Exercise:
All entries should be copied exactly, none left out.

(Extracted records Opens)

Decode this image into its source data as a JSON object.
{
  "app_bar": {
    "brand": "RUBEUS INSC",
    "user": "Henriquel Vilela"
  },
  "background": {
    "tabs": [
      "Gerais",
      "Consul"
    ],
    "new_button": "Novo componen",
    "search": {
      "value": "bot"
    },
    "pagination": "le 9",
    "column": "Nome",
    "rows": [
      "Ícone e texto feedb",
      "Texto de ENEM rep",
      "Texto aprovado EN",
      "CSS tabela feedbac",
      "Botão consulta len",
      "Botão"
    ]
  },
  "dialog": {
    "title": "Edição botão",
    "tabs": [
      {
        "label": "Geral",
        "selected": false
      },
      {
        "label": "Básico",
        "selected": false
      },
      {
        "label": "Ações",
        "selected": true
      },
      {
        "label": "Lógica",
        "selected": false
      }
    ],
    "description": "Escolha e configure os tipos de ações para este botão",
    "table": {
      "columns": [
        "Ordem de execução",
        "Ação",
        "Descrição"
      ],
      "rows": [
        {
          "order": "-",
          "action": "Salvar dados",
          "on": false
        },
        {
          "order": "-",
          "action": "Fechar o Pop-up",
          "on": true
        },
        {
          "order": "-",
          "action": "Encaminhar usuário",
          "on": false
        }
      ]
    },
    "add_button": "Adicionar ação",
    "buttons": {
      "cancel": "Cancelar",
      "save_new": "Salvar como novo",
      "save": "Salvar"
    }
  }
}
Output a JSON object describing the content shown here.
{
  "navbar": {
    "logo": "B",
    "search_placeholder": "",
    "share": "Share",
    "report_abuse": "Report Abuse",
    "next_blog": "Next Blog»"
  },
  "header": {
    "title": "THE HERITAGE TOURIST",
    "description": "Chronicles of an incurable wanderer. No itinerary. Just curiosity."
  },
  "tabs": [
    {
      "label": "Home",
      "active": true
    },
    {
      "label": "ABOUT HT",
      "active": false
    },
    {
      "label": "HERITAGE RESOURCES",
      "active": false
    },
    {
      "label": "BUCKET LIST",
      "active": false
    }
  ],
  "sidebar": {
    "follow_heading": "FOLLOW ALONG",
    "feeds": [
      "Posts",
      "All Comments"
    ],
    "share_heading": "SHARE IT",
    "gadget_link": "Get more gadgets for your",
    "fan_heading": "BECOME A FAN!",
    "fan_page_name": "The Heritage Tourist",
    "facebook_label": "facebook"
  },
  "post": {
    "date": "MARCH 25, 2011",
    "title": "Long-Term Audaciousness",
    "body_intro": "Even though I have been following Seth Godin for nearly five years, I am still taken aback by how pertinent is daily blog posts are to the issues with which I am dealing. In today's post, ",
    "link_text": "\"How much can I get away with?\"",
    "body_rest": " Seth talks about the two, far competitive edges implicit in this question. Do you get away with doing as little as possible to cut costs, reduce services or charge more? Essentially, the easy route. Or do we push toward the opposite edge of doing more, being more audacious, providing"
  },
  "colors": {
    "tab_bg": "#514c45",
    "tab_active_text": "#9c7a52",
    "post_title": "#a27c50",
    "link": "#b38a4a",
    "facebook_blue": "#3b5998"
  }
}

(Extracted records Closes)

Problem solution:
Decode this image into its source data as a JSON object.
{
  "app_bar": {
    "brand": "RUBEUS INSC",
    "user": "Henriquel Vilela"
  },
  "background": {
    "tabs": [
      "Gerais",
      "Consul"
    ],
    "new_button": "Novo componen",
    "search": {
      "value": "bot"
    },
    "pagination": "le 9",
    "column": "Nome",
    "rows": [
      "Ícone e texto feedb",
      "Texto de ENEM rep",
      "Texto aprovado EN",
      "CSS tabela feedbac",
      "Botão consulta len",
      "Botão"
    ]
  },
  "dialog": {
    "title": "Edição botão",
    "tabs": [
      {
        "label": "Geral",
        "selected": false
      },
      {
        "label": "Básico",
        "selected": false
      },
      {
        "label": "Ações",
        "selected": true
      },
      {
        "label": "Lógica",
        "selected": false
      }
    ],
    "description": "Escolha e configure os tipos de ações para este botão",
    "table": {
      "columns": [
        "Ordem de execução",
        "Ação",
        "Descrição"
      ],
      "rows": [
        {
          "order": "-",
          "action": "Salvar dados",
          "on": false
        },
        {
          "order": "-",
          "action": "Fechar o Pop-up",
          "on": true
        },
        {
          "order": "-",
          "action": "Encaminhar usuário",
          "on": false
        }
      ]
    },
    "add_button": "Adicionar ação",
    "buttons": {
      "cancel": "Cancelar",
      "save_new": "Salvar como novo",
      "save": "Salvar"
    }
  }
}
Output a JSON object describing the content shown here.
{
  "navbar": {
    "logo": "B",
    "search_placeholder": "",
    "share": "Share",
    "report_abuse": "Report Abuse",
    "next_blog": "Next Blog»"
  },
  "header": {
    "title": "THE HERITAGE TOURIST",
    "description": "Chronicles of an incurable wanderer. No itinerary. Just curiosity."
  },
  "tabs": [
    {
      "label": "Home",
      "active": true
    },
    {
      "label": "ABOUT HT",
      "active": false
    },
    {
      "label": "HERITAGE RESOURCES",
      "active": false
    },
    {
      "label": "BUCKET LIST",
      "active": false
    }
  ],
  "sidebar": {
    "follow_heading": "FOLLOW ALONG",
    "feeds": [
      "Posts",
      "All Comments"
    ],
    "share_heading": "SHARE IT",
    "gadget_link": "Get more gadgets for your",
    "fan_heading": "BECOME A FAN!",
    "fan_page_name": "The Heritage Tourist",
    "facebook_label": "facebook"
  },
  "post": {
    "date": "MARCH 25, 2011",
    "title": "Long-Term Audaciousness",
    "body_intro": "Even though I have been following Seth Godin for nearly five years, I am still taken aback by how pertinent is daily blog posts are to the issues with which I am dealing. In today's post, ",
    "link_text": "\"How much can I get away with?\"",
    "body_rest": " Seth talks about the two, far competitive edges implicit in this question. Do you get away with doing as little as possible to cut costs, reduce services or charge more? Essentially, the easy route. Or do we push toward the opposite edge of doing more, being more audacious, providing"
  },
  "colors": {
    "tab_bg": "#514c45",
    "tab_active_text": "#9c7a52",
    "post_title": "#a27c50",
    "link": "#b38a4a",
    "facebook_blue": "#3b5998"
  }
}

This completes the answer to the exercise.